333 U.S. 437 (1948)
U.S. Supreme Court
Bakery Drivers Union v. Wagshal, 333 U.S. 437 (1948)
Bakery Drivers Union v. Wagshal
Argued December 17-18, 1947
Decided March 15, 1948
333 U.S. 437
In a suit by a delicatessen store to enjoin a boycott of its business by a labor union, the pleadings and supporting affidavits alleged that: because the hours of delivery were inconvenient, the store stopped buying bread from one bakery and started buying from another; although the store had always made payments for the bread direct to the first bakery, and not to the driver employed by the bakery, a representative of the bakery drivers' union demanded that payment of the balance due for bread previously bought from the first bakery be made to the driver who had delivered it, and that the store discontinue the sale of a certain nonunion product; there was a dispute about the amount of the bill; the store discontinued the sale of the nonunion product, but refused to make payment for the bread to the driver, and the union instituted a boycott which prevented the store from obtaining bread from other bakeries or retail stores. The District Court denied the union's motion to dismiss the suit and granted an injunction pendente lite. The Court of Appeals dismissed an appeal.
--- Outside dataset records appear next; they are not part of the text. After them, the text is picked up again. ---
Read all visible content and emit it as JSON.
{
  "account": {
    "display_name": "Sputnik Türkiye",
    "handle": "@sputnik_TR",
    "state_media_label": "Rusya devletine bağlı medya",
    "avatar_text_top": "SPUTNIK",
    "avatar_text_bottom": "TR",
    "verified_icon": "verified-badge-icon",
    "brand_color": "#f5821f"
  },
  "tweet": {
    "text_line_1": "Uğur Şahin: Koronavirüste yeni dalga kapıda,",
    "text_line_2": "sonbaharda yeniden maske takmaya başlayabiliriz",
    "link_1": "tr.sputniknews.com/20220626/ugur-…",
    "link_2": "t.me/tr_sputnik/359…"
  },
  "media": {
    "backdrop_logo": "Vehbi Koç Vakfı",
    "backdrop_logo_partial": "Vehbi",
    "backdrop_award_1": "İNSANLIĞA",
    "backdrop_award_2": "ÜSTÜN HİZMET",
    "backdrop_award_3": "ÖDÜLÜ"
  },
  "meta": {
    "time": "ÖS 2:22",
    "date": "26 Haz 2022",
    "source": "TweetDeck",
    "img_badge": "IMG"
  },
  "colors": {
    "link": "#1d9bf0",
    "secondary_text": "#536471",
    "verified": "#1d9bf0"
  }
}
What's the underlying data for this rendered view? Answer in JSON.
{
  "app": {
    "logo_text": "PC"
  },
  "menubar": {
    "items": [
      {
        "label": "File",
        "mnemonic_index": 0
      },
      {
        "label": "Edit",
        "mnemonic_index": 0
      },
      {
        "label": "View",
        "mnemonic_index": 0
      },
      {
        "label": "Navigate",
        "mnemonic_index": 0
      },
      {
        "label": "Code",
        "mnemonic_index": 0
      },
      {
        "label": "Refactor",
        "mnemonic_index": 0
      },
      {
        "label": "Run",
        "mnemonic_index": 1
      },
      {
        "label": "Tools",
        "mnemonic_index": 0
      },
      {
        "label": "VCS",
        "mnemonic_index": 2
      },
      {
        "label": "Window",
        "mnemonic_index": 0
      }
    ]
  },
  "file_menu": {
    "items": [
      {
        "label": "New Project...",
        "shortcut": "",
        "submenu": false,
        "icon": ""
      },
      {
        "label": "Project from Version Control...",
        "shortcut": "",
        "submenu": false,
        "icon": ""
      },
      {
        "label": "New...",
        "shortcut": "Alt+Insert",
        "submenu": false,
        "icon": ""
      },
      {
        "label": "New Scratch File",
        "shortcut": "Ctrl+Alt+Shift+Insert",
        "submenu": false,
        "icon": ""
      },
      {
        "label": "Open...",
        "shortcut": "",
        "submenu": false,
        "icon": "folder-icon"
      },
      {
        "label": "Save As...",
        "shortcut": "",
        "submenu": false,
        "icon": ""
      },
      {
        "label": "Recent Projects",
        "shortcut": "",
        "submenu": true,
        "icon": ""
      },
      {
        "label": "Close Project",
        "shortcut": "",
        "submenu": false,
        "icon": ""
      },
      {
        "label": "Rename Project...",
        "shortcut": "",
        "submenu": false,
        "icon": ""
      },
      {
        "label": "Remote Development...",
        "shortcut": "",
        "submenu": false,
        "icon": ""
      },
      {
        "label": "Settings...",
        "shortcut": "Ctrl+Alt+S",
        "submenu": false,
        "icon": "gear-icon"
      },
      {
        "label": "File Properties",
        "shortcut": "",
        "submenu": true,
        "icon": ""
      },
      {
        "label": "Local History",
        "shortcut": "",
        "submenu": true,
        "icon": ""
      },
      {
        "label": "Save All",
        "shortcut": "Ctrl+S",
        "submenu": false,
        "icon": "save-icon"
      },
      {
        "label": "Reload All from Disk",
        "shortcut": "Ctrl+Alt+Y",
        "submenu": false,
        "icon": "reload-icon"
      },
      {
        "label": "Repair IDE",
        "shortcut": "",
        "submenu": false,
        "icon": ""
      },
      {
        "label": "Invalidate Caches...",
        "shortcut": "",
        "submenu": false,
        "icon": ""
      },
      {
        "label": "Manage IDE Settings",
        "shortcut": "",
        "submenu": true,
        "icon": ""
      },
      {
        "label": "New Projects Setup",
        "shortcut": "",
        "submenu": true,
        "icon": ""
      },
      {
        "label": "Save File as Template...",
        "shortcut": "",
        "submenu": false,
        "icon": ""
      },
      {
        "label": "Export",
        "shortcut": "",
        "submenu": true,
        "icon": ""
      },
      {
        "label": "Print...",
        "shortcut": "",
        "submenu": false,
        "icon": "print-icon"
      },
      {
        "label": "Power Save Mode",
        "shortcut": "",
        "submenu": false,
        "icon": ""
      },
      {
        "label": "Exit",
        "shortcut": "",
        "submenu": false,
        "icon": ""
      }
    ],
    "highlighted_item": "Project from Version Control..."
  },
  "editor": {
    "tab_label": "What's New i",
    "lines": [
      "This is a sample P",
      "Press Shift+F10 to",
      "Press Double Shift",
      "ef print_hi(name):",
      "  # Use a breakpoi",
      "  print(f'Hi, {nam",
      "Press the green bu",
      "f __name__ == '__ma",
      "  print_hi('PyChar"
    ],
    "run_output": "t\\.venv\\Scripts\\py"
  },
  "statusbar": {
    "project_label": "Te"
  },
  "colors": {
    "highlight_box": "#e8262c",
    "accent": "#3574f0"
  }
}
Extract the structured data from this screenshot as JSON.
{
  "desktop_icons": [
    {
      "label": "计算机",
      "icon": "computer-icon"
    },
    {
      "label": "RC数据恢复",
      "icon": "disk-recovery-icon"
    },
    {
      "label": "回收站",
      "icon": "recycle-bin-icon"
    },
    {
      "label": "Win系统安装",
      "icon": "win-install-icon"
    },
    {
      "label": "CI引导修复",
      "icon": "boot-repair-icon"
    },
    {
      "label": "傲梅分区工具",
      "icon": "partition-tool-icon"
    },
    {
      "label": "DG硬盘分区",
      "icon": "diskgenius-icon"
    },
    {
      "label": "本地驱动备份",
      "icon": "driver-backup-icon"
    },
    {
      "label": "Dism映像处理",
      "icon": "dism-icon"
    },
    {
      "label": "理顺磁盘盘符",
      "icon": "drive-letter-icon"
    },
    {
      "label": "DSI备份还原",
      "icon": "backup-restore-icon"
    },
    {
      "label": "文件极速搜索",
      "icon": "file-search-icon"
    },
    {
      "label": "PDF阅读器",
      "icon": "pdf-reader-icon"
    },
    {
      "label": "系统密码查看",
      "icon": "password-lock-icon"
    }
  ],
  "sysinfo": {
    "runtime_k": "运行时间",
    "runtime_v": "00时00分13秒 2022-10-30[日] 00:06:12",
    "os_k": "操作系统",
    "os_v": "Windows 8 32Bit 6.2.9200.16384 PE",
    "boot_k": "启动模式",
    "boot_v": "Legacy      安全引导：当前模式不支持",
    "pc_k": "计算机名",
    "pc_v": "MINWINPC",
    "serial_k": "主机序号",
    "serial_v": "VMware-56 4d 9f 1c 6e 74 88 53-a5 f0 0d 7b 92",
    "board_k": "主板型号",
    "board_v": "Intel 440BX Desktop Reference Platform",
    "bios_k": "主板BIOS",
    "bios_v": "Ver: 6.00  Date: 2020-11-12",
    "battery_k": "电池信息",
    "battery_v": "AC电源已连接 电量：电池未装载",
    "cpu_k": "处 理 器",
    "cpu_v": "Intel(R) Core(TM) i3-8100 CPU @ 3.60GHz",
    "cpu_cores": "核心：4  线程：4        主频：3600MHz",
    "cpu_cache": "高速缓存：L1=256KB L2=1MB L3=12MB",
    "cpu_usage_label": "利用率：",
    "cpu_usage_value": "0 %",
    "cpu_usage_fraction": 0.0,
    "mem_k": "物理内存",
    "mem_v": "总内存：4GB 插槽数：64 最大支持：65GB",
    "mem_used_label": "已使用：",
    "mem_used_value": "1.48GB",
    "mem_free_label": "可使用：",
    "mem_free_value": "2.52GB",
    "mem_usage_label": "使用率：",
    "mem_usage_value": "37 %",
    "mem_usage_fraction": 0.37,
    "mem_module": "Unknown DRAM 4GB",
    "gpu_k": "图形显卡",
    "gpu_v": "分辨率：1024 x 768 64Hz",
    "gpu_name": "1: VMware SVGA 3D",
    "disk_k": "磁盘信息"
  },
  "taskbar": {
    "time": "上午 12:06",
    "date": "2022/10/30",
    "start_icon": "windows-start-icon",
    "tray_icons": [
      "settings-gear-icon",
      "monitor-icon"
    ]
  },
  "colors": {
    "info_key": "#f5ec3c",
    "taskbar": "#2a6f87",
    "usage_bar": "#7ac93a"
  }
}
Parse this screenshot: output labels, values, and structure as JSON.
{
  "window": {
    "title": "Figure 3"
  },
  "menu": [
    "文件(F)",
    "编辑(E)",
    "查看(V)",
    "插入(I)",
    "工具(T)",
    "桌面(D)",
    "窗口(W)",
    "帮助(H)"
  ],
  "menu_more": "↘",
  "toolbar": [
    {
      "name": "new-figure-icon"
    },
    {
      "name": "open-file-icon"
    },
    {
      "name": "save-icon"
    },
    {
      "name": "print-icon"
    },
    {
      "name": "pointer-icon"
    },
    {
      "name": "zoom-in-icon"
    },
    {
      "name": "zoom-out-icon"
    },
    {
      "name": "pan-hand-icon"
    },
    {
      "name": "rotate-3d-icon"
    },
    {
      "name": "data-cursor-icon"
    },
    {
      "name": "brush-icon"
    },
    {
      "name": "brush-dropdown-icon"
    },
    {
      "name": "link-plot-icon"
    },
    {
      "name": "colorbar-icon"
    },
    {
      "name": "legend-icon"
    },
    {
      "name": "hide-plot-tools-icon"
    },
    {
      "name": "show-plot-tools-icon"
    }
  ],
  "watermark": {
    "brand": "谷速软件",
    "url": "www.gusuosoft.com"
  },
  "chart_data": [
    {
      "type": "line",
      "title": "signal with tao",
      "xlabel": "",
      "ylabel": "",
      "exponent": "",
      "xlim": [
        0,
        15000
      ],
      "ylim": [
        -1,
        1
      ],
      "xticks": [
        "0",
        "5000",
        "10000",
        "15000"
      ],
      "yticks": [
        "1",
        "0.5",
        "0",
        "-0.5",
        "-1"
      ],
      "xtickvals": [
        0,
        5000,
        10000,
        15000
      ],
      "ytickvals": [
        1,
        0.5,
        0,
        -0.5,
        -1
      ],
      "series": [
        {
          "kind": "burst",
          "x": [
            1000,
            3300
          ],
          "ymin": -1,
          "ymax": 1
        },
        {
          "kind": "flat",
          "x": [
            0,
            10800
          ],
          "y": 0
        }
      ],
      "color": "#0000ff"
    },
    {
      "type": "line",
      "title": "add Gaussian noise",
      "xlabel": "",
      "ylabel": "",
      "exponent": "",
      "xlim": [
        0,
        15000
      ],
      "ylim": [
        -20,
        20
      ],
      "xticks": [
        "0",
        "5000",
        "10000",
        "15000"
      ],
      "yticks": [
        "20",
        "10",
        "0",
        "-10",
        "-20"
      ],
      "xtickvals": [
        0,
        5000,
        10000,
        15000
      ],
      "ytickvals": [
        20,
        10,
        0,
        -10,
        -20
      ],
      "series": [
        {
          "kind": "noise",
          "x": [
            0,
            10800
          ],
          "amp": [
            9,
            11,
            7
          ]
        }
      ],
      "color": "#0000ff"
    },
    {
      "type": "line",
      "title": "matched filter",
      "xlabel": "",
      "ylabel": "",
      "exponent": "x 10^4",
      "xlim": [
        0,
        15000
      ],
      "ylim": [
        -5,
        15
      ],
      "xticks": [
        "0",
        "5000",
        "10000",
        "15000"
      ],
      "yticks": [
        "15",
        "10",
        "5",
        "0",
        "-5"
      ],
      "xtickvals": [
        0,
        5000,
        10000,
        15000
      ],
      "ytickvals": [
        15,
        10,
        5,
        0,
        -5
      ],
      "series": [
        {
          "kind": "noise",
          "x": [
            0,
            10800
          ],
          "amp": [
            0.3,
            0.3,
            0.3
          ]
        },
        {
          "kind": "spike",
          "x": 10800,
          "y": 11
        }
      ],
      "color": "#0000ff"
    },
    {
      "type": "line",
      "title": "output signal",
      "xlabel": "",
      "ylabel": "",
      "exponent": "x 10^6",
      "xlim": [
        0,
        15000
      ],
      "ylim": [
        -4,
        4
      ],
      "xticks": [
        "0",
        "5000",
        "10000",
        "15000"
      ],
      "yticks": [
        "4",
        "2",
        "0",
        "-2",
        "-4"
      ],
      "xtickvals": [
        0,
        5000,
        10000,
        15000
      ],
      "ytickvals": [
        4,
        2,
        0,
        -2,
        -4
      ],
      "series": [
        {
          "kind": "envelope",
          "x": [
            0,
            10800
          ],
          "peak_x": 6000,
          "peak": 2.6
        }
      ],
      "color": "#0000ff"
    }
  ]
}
1. The boycott did not grow out of a "labor dispute" within the meaning of the Norris-LaGuardia Act, and the order granting an injunction pendente lite was therefore not appealable as of right. Pp. 333 U. S. 442-445.
(a) The controversy over the hour of delivery was not a "labor dispute," since it was between the store and the bakery, and not between the store and the driver or his union. Moreover, it was a dead controversy. Pp. 333 U. S. 442-443.
(b) The controversy over the amount of the bill was between the store and the bakery, and it did not become a "labor dispute" merely because a representative of the union undertook to collect the bill. Pp. 333 U. S. 443-444.
(c) Since it appears from the record before this Court that the boycott was addressed only to the question of payment of the bill, and that the incidental controversy over the sale of a nonunion item (which had been discontinued) was a mere pretext, the latter is not sufficient to make the case one growing out of a "labor dispute." P. 333 U. S. 444.
2. The Labor Management Relations Act of 1947, 61 Stat. 136, § 10(h), did not remove the limitations of the Norris-LaGuardia Act upon the power to issue an injunction against a secondary boycott where the injunction is sought by a private party. P. 333 U. S. 442.
3. Since the record does not show that a stay was granted pending review here, it must be assumed that the union's action in lifting the boycott was merely obedience to the judgment here for review, and the case cannot be considered to have become moot by reason of the lifting of the boycott. P. 333 U. S. 442.
4. A contention that a determination whether there is a labor dispute should not rest upon affidavits is not ruled upon, because the affidavits in this case were merely a gloss on the complaint, constituted an informal amendment, and served only as allegations and not proof. Pp. 333 U. S. 444-445.
82 U.S.App.D.C. 138, 161 F.2d 380, affirmed.
The United States Court of Appeals for the District of Columbia dismissed an appeal from a judgment of the District Court granting an injunction pendente lite against a boycott by a labor union and denying a motion to dismiss the suit. 82 U.S.App.D.C. 138, 161 F.2d 380. This Court granted certiorari. 332 U.S. 756. Affirmed, p. 333 U. S. 445.
Official Supreme Court caselaw is only found in the print version of the United States Reports. Justia caselaw is provided for general informational purposes only, and may not reflect current legal developments, verdicts or settlements. We make no warranties or guarantees about the accuracy, completeness, or adequacy of the information contained on this site or information linked to from this site. Please check official sources.